follow Dictionary.com

Hone in vs. home in? What's the difference?

Odd Fellow

or Oddfellow

noun
1.
a member of a social and benevolent society that originated in England in the 18th century.
Origin of Odd Fellow
1785-1795
1785-95
Related forms
Oddfellowship, noun
Dictionary.com Unabridged
Based on the Random House Dictionary, © Random House, Inc. 2015.
Cite This Source
Examples from the Web for Odd Fellow
Historical Examples
  • "You're an Odd Fellow, Madden," laughed Caradoc, getting slowly out of his chair and stretching his arms.

    The Cruise of the Dry Dock T. S. Stribling
  • Goujet was an Odd Fellow, proposing to elope, just the way it happens in novels.

    L'Assommoir Emile Zola
  • He was a handsome man, a forcible speaker, a prominent politician and Odd Fellow, and a member of Congress in 1855.

  • I was much impressed with this Odd Fellow, whom I perceived to be an original.

  • He had been at Oxford with the late Archibald Rennes, an Odd Fellow but high-minded.
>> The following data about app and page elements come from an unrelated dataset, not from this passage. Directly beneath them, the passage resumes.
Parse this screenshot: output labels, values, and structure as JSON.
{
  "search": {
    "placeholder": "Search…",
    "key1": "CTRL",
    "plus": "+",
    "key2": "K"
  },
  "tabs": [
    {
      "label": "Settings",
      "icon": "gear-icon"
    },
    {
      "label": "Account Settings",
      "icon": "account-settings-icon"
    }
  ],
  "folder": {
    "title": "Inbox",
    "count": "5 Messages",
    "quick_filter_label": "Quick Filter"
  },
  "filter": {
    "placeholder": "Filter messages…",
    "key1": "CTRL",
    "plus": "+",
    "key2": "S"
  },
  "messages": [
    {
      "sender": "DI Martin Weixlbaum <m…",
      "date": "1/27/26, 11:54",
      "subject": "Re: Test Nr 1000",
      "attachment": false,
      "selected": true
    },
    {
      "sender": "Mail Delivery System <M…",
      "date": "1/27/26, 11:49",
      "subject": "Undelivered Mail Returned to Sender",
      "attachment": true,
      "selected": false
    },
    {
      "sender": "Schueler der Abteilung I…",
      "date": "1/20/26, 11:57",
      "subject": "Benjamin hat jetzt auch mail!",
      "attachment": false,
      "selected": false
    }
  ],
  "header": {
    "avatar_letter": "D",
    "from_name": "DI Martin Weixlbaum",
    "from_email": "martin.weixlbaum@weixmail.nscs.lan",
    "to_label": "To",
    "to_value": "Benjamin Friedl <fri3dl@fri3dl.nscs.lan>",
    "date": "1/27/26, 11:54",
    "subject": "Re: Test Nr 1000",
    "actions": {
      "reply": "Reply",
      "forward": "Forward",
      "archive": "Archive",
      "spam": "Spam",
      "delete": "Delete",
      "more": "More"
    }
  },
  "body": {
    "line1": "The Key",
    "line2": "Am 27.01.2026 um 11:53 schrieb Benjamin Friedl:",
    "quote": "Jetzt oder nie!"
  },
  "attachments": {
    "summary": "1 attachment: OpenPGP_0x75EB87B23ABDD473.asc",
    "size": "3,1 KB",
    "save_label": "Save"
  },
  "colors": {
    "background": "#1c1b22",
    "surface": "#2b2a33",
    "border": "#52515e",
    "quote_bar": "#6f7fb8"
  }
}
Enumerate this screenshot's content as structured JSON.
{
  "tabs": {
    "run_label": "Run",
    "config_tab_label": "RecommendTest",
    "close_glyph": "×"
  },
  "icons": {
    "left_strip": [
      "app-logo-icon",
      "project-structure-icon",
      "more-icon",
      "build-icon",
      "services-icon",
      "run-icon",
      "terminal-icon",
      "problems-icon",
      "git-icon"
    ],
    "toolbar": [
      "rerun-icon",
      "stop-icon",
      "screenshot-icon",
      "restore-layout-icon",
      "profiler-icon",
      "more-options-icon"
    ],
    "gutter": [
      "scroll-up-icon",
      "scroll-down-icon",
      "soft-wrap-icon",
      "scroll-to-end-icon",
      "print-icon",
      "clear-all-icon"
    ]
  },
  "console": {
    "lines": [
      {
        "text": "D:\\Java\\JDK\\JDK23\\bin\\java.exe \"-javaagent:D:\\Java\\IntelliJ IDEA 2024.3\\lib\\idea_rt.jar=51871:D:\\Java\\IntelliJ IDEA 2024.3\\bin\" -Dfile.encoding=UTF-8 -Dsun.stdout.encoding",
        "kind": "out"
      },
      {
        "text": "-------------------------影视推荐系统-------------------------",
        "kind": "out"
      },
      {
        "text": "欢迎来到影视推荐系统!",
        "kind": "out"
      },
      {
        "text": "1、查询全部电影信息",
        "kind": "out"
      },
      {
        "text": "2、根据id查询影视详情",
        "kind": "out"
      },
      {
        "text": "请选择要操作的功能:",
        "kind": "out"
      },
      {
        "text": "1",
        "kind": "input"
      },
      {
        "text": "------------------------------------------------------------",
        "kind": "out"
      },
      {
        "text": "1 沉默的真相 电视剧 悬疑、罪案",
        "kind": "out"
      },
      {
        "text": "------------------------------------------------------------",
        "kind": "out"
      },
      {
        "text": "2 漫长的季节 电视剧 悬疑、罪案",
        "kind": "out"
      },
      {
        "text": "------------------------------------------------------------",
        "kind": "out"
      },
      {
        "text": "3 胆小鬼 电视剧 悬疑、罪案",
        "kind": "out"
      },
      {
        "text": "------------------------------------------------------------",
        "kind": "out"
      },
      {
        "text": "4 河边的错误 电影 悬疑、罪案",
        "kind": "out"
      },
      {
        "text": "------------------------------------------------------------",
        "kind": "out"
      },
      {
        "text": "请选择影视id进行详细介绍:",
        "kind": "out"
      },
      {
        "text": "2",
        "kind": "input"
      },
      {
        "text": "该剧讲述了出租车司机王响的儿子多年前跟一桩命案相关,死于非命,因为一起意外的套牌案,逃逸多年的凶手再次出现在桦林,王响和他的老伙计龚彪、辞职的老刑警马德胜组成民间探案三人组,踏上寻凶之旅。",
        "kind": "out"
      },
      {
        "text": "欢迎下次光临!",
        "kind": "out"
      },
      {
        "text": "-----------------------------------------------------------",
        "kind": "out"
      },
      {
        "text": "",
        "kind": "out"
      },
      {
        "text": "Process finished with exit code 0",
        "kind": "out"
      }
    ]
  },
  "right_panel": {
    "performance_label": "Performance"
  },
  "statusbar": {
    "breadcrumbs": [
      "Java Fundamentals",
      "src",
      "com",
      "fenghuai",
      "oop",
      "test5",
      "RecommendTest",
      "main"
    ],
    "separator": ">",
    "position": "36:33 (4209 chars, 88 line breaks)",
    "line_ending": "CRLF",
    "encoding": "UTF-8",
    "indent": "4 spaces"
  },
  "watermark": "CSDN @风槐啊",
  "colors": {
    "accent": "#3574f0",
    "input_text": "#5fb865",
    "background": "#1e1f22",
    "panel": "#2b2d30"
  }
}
    Robert Orange John Oliver Hobbes
  • Peter was an Odd Fellow; he was ten years too old for the child.

    Sisters Kathleen Norris
  • Anne is rather an Odd Fellow, but very amusing, and Frederica is very pleasant.

    Miss Eden's Letters Emily Eden
  • Odd Fellow,” returned the big man, then asked, “Pall-bearer?

    In the Heart of a Fool William Allen White
  • Can't afford it, my dear; to be an Odd Fellow costs like thunder!

    The Co-Citizens Corra Harris
  • He has the distinction of being the first Odd Fellow initiated in Minnesota.

    Fifty Years In The Northwest William Henry Carman Folsom

Word of the Day

Difficulty index for Odd Fellow

Few English speakers likely know this word

Word Value for Odd

5
5
Scrabble Words With Friends

Nearby words for odd fellow